A 425-million-year-old Kampecaris obanensis millipede fossil is the world's oldest "bug." It is older than any known fossil of an insect, arachnid or other related creepy-crawly and it was found on the Scottish island of Kerrera.

It's about 75 million years younger than the age other scientists have estimated the oldest millipede to be using a technique known as molecular clock dating, which is based on DNA's mutation rate. Other research using fossil dating found that the oldest fossil of a land-dwelling, stemmed plant (also from Scotland) is 425 million years old and 75 million years younger than molecular clock estimates.
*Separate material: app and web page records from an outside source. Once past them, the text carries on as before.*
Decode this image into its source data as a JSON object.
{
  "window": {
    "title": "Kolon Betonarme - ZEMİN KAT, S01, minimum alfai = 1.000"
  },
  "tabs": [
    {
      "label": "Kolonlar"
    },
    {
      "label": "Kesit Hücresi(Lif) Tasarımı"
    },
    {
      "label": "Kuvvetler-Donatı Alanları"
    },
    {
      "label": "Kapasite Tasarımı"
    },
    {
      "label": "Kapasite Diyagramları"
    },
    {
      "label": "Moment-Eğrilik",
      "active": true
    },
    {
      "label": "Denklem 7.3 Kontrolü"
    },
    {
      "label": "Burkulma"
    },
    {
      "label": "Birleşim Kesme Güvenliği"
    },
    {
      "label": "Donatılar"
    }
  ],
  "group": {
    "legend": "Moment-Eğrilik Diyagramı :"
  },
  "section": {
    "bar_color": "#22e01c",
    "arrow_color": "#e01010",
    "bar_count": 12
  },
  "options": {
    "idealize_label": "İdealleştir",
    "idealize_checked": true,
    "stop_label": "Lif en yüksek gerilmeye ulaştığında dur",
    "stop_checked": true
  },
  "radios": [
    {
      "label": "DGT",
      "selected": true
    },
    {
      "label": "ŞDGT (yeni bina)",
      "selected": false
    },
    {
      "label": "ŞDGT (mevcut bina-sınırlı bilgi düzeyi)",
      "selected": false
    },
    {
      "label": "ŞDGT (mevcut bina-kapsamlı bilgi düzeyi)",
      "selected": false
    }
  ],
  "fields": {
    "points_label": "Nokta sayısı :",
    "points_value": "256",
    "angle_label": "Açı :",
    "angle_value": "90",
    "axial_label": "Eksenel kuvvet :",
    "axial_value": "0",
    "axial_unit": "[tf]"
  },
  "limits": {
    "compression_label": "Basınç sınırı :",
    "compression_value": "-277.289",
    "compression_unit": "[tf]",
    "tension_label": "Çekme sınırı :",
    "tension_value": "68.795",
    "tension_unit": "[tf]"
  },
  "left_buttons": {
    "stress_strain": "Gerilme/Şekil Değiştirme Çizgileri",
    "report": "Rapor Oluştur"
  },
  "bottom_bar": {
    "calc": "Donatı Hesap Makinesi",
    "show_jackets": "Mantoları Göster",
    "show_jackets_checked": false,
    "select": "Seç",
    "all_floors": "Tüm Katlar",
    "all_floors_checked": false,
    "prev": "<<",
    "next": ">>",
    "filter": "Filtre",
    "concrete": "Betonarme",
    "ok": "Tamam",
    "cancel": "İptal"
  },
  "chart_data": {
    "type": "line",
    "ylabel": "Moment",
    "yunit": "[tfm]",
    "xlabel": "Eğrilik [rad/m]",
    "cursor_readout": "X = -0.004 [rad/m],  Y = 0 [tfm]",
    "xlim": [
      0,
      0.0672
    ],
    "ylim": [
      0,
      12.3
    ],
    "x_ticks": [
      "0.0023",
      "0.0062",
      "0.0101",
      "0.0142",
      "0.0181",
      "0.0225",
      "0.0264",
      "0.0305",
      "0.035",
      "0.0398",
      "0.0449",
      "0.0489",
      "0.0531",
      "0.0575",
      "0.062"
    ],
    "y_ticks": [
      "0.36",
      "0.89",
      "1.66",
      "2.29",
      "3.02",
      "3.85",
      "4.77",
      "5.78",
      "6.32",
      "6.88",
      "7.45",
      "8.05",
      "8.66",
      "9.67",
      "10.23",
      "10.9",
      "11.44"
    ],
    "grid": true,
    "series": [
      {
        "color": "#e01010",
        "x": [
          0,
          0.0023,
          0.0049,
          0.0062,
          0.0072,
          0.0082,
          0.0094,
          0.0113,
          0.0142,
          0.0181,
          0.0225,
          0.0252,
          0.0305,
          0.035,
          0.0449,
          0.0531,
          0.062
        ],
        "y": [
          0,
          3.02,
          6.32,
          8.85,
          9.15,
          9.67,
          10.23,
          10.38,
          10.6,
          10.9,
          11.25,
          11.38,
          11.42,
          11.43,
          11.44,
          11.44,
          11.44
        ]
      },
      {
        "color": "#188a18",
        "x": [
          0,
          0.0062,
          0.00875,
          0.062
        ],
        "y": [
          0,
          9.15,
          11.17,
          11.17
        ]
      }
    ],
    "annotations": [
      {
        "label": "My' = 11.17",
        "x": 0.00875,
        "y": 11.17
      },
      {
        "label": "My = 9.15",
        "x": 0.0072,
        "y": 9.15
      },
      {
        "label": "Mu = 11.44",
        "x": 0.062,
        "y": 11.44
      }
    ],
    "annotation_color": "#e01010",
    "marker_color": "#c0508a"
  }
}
Although it's certainly possible there are older fossils of both bugs and plants, they haven't been found -- even in deposits known for preserving delicate fossils from this era -- which could indicate that the ancient millipede and plant fossils that have already been discovered are the oldest specimens. Fossilization is bordering on the miraculous anyway and this could easily be the oldest that will ever be found.

If that's the case, it also means both bugs and plants evolved much more rapidly than the timeline indicated by the molecular clock. Bountiful bug deposits have been dated to just 20 million years later than the fossils. And by 40 million years later, there's evidence of thriving forest communities filled with spiders, insects and tall trees. If this holds up, bugs and plants evolved much more rapidly than some scientists believe, going from lake-hugging communities to complex forest ecosystems in just 40 million years.

One reason for the delay in addressing the age of the ancient millipedes could be the difficulty of extracting zircons -- a microscopic mineral needed to precisely date the fossils -- from the ashy rock sediment in which the fossil was preserved. As an undergraduate researcher, Stephanie Suarez, a doctoral student at the University of Houston, developed a technique for separating the zircon grain from this type of sediment. It's a process that takes practice to master. The zircons are easily flushed away when trying to loosen their grip on the sediment. And once they are successfully released from the surrounding rock, retrieving the zircons involves an eagle-eyed hunt with a pin glued to the tip of a pencil.

As an undergraduate, Suarez used the technique to find that a different millipede specimen, thought to be the oldest bug specimen at the time, was about 14 million years younger than estimated -- a discovery that stripped it of the title of oldest bug. Using the same technique, this study passes the distinction along to a new specimen.